Closure of attraction has damaged the image of city but one must ask whether better use can be made of harbourfront area

PUBLISHED : Wednesday, 06 September, 2017, 3:08am
UPDATED : Wednesday, 06 September, 2017, 3:08am

The Ferris wheel that has been spinning at the harbourfront over the past three years has shut unexpectedly due to a change in operators. Unless a last-minute deal can be reached to save the wheel from being dismantled, it may take two years before a new one can be put in place. The situation is lamentable and does nothing for our image as a tourism city. The government should work with the operators closely to minimise disruption and prevent future projects from running into similar problems. It should also explore better use of the site in the long run.

Observation Wheel in Hong Kong could be closed for two years

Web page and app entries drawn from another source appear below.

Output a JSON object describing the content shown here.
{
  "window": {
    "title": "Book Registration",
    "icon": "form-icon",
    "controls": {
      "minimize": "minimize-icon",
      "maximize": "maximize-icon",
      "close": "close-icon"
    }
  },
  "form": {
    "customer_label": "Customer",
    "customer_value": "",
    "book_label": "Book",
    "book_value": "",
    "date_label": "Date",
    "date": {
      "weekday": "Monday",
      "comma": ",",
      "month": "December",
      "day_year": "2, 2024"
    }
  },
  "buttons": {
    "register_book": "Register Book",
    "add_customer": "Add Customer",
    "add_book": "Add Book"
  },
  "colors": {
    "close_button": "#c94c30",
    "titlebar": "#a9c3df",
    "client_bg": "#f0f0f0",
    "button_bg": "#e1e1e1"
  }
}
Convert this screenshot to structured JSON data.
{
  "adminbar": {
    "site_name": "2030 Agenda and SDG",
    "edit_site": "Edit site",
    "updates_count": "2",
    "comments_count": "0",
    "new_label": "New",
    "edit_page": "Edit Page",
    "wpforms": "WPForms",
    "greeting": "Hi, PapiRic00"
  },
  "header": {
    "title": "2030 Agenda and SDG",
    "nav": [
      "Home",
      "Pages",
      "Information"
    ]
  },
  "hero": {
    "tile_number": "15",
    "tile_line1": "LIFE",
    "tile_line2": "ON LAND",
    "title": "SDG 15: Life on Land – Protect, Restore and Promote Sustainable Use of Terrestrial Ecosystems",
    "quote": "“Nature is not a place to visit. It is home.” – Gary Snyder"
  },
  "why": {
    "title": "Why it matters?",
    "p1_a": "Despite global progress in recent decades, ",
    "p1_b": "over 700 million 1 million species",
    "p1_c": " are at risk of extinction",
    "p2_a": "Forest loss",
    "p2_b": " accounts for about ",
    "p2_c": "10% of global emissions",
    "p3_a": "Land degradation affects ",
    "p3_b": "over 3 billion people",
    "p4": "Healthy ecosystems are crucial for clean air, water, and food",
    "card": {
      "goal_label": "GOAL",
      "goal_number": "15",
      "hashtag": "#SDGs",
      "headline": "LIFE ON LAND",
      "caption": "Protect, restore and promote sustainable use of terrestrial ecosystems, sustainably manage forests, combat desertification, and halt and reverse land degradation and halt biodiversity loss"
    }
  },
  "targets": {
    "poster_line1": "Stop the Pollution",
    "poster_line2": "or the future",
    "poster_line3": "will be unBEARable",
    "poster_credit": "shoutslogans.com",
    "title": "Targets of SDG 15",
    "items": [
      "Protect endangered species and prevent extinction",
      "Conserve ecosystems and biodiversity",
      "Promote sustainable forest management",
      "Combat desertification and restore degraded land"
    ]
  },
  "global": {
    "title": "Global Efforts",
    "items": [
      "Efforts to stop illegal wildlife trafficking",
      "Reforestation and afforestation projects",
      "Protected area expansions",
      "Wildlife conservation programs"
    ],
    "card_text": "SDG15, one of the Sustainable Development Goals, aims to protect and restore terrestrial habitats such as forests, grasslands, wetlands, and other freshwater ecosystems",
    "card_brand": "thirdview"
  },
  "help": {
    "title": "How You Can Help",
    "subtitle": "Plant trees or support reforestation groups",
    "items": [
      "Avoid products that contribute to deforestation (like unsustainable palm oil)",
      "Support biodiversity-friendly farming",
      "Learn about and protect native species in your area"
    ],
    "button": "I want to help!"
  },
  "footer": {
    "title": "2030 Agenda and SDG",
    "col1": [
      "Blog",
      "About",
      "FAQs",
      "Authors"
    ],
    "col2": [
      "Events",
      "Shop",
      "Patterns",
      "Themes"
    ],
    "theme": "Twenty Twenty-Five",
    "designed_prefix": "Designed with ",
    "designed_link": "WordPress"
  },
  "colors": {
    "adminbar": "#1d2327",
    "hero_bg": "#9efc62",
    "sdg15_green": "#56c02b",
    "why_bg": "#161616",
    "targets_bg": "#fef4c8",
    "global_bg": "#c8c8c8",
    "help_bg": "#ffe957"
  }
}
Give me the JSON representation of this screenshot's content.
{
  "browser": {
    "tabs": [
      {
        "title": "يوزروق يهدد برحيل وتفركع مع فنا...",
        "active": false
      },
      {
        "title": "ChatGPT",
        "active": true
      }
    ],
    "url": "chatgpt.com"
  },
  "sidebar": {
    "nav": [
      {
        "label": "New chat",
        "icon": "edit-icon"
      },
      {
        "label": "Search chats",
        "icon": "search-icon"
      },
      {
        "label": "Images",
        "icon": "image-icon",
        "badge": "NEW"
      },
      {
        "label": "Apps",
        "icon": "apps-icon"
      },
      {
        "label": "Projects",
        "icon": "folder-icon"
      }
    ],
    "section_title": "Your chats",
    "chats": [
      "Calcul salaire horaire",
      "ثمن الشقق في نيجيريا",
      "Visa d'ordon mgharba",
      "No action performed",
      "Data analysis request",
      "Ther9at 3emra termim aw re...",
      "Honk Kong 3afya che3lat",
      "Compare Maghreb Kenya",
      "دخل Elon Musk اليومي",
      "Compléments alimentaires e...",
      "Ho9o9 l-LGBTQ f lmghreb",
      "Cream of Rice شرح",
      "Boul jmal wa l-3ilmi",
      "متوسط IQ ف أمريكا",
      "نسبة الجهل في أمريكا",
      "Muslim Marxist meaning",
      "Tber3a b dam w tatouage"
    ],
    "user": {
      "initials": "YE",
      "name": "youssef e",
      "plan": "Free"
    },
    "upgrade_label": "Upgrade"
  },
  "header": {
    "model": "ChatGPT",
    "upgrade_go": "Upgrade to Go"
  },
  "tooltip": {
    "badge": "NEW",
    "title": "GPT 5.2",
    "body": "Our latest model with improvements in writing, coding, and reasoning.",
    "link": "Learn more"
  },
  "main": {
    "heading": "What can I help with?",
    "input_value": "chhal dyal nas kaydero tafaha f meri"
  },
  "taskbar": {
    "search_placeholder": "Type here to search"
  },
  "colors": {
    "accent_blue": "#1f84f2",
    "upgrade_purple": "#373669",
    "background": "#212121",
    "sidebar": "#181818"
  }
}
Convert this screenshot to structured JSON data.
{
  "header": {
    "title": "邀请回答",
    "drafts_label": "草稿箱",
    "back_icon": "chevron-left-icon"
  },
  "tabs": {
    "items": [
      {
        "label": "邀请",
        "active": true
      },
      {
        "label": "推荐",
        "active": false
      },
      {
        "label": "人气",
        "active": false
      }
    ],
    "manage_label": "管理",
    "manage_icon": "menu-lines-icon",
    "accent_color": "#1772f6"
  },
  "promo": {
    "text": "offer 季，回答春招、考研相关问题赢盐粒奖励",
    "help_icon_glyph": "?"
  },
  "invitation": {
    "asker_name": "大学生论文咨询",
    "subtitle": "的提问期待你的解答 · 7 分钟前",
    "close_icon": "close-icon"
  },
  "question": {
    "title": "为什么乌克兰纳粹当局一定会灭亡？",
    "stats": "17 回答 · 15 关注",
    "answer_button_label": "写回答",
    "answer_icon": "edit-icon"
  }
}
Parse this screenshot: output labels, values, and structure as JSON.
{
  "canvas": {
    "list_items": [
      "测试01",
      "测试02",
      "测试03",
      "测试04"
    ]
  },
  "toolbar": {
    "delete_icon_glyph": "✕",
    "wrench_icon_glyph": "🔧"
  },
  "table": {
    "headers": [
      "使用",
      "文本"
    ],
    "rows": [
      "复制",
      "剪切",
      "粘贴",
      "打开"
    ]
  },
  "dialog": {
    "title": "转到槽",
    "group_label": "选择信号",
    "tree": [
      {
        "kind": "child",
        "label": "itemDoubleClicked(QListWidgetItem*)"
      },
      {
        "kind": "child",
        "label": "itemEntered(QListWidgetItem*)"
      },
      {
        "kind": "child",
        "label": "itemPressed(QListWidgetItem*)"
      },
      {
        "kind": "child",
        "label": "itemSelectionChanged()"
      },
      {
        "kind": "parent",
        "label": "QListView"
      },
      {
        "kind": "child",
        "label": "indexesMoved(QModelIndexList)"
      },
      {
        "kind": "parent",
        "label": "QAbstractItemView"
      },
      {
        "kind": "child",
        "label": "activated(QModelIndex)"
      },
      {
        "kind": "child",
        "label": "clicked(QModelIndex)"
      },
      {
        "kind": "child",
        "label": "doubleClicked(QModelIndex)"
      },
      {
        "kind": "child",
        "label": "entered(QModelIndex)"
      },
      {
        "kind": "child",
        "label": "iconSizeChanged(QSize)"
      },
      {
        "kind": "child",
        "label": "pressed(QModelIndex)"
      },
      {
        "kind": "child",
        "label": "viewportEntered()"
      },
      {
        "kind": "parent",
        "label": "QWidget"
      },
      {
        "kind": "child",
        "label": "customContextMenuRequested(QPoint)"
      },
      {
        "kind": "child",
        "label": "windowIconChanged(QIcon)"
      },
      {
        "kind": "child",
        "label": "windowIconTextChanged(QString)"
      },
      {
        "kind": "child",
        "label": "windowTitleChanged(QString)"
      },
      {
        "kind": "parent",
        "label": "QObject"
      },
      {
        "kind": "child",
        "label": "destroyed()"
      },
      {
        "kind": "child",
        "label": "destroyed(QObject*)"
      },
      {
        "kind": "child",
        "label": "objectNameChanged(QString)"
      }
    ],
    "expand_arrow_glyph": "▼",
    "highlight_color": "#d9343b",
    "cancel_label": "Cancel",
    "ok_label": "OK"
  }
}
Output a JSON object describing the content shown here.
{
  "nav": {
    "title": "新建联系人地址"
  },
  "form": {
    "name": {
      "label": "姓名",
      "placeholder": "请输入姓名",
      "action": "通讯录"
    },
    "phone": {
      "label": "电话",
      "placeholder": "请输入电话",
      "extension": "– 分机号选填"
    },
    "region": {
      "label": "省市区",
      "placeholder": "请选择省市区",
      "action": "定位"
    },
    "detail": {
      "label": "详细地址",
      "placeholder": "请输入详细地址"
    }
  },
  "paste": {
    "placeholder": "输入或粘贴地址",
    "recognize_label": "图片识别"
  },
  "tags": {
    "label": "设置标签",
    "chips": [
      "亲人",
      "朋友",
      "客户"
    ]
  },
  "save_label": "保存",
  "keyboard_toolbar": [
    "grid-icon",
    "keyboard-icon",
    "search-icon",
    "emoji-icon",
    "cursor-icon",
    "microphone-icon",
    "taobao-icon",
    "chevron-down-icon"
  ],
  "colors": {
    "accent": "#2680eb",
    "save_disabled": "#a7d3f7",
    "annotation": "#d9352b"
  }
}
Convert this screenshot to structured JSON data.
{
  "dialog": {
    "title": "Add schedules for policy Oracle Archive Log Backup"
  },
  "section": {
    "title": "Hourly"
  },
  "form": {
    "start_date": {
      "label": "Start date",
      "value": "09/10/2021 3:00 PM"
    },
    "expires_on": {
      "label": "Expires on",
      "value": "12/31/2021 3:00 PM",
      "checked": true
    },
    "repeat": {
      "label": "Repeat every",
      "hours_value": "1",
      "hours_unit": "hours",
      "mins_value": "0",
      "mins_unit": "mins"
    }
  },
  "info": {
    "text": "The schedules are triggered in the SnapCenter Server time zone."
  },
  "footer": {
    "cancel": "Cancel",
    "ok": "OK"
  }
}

The old and new operators have so far failed to agree on the takeover arrangements, and such a scenario could have been foreseen when the government opted for a new operator in May. Officials said business disputes should be resolved by the parties concerned, but the outcome could have been different had officials mediated proactively at an early stage. As the chief executive rightly said yesterday, more careful consideration is needed when projects are put to tender in future.

Dubbed the new icon of our skyline, the Observation Wheel is not as famous as the London Eye. It has nonetheless enhanced our tourism facilities. The response was generally positive at the start, despite the HK$100 charge for adults for a 20-minute ride. But the attraction has apparently lost its appeal gradually, partly because of poor publicity and lack of cooperation with the tourism industry.

While Hong Kong Ferris wheel faces possible closure, counterparts in London and Singapore are on the up

The real damage is to the city’s image. Tourists will be dismayed if the ride is unavailable for two years, and the saga also reflects badly on the government’s administrative efficiency.

There are those who question the worthiness of the attraction in the longer term. Given there is no shortage of observation decks on The Peak and along our shoreline packed with skyscrapers, a Ferris wheel is arguably the last thing Hong Kong needs.

The government aspires to make our harbourfront more vibrant, accessible and enjoyable for the people. Perhaps it should look beyond the tried and tested and make better use of the waterfront area in the long run.